“The best way to help kids understand and accept rejection is to first accept their feelings and normalize those feelings,” says Ray. “Acknowledging a child’s feelings should happen before trying to make them feel better with advice or praise. [This] helps a child know that interactions with others sometimes hurts and that’s true for all people––so they’re just like everyone else.”
You can also take this time to teach your children that everyone expresses love in different ways––and that’s OK. “You’re choosing to show your love by giving your friend a valentine, but she might show love by hugs or being friendly,” explains Puckett-Perez.
Above all, it’s important to listen intently, take your children’s woes seriously and provide emotional support. In order to ease the discomfort and negative feelings of rejection, Golden suggests engaging your kids in a fun activity. “[Provide a] positive distraction and a message to not take the experience so seriously.”
Make Self-Love a Habit
You shower your kids with love everyday, but as you probably have already experienced as a parent many times over, actions speak louder than words, which often applies to self-love.
“It’s not enough for a parent to love and accept the child for the child to truly learn self-love,” explains Ray. “[Kids] must also see that the parents love and accept themselves. Watching a parent make mistakes and be imperfect, yet still be loving and accepting of self, is a powerful way to encourage children to love themselves.”
Perez agrees that letting your kids see you fail and get back up is imperative to teaching your kids resilience. “Let them see you love yourself through difficult moments.
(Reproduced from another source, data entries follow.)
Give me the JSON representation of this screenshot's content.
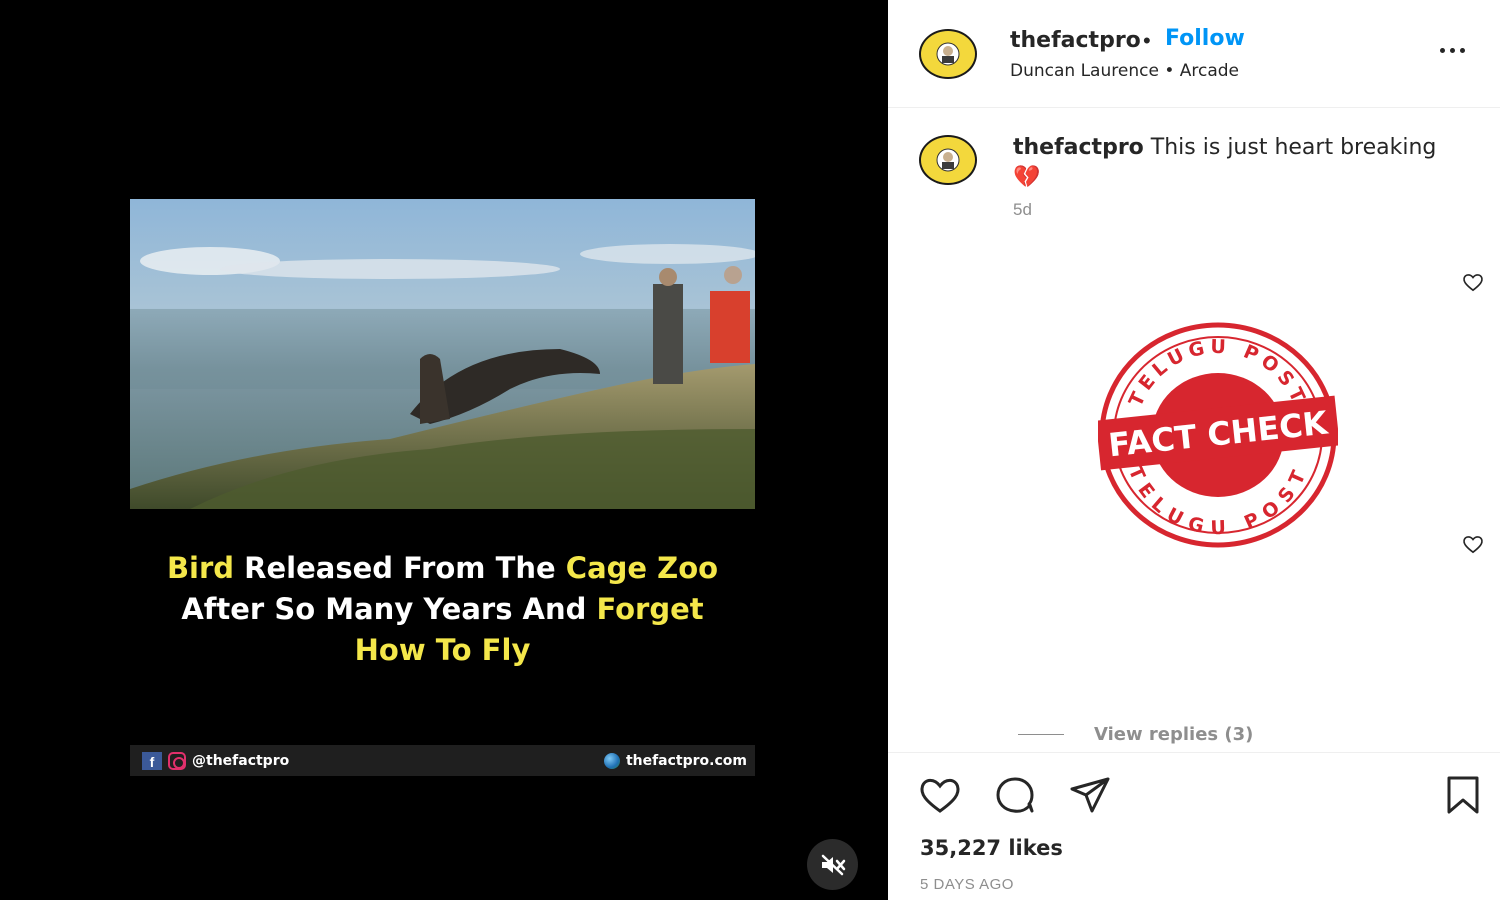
{
  "video": {
    "caption": [
      {
        "text": "Bird",
        "highlight": true
      },
      {
        "text": " Released From The ",
        "highlight": false
      },
      {
        "text": "Cage Zoo",
        "highlight": true
      },
      {
        "text": " After So Many Years And ",
        "highlight": false
      },
      {
        "text": "Forget",
        "highlight": true
      },
      {
        "text": " How To Fly",
        "highlight": true
      }
    ],
    "watermark_handle": "@thefactpro",
    "watermark_site": "thefactpro.com",
    "highlight_color": "#f4e74a"
  },
  "post": {
    "username": "thefactpro",
    "separator": "•",
    "follow_label": "Follow",
    "audio_artist": "Duncan Laurence",
    "audio_sep": "•",
    "audio_track": "Arcade",
    "avatar_text": "DID YOU KNOW FACTPRO"
  },
  "comment": {
    "username": "thefactpro",
    "text": "This is just heart breaking",
    "emoji": "💔",
    "time": "5d"
  },
  "stamp": {
    "top_text": "TELUGU POST",
    "center_text": "FACT CHECK",
    "bottom_text": "TELUGU POST",
    "color": "#d7262f"
  },
  "replies": {
    "label": "View replies (3)"
  },
  "stats": {
    "likes": "35,227 likes",
    "date": "5 DAYS AGO"
  },
  "colors": {
    "accent": "#0095f6",
    "text": "#262626",
    "muted": "#8e8e8e"
  }
}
Find the positives in yourself and in the situation; name your feelings aloud; and identify positive actions you can take to feel better,” says Perez.
Aside from your kiddos seeing you fail and get back up again, it’s important that they also see you taking care of and loving yourself. “This might include engaging in healthy habits and lifestyles, such as regular exercise, eating good foods, getting plenty of rest, laughing at their own mistakes, avoiding negative self-talk and practicing generosity and benevolence,” shares Golden.
Making self-love and self-care a priority will enable your littles to practice these healthy habits on their own and care for others as well, far beyond Valentine’s Day.
Mom Advice on Teaching Self-Love
Samanda Miller is a mother to two daughters with a background as a special education teacher and school counselor. She shares her tips on getting across the message of self-love to your children.
Our children need to know that they are loved unconditionally. Parents’ unconditional love is what helps children learn to feel safe and secure. Our children need to know that a parent’s love doesn’t change, regardless of behavior, accomplishments, athletic prowess or school grades.
Cheer Your Kids On
Praise helps build a child’s confidence and feelings of self-worth. However, it’s important to praise for a variety of things, not just accomplishments. Praising your child’s effort, problem-solving skills, or willingness to try a new activity helps children learn that their value isn’t just based on accomplishments.
Teach Positive Self-Talk
Parents are not always available to coach children through challenging situations. This is why it’s important to teach our children positive self-talk, so that they can become their own cheerleaders. Each of us has an internal monologue that guides us, and teaching
This article was originally published in February 2019.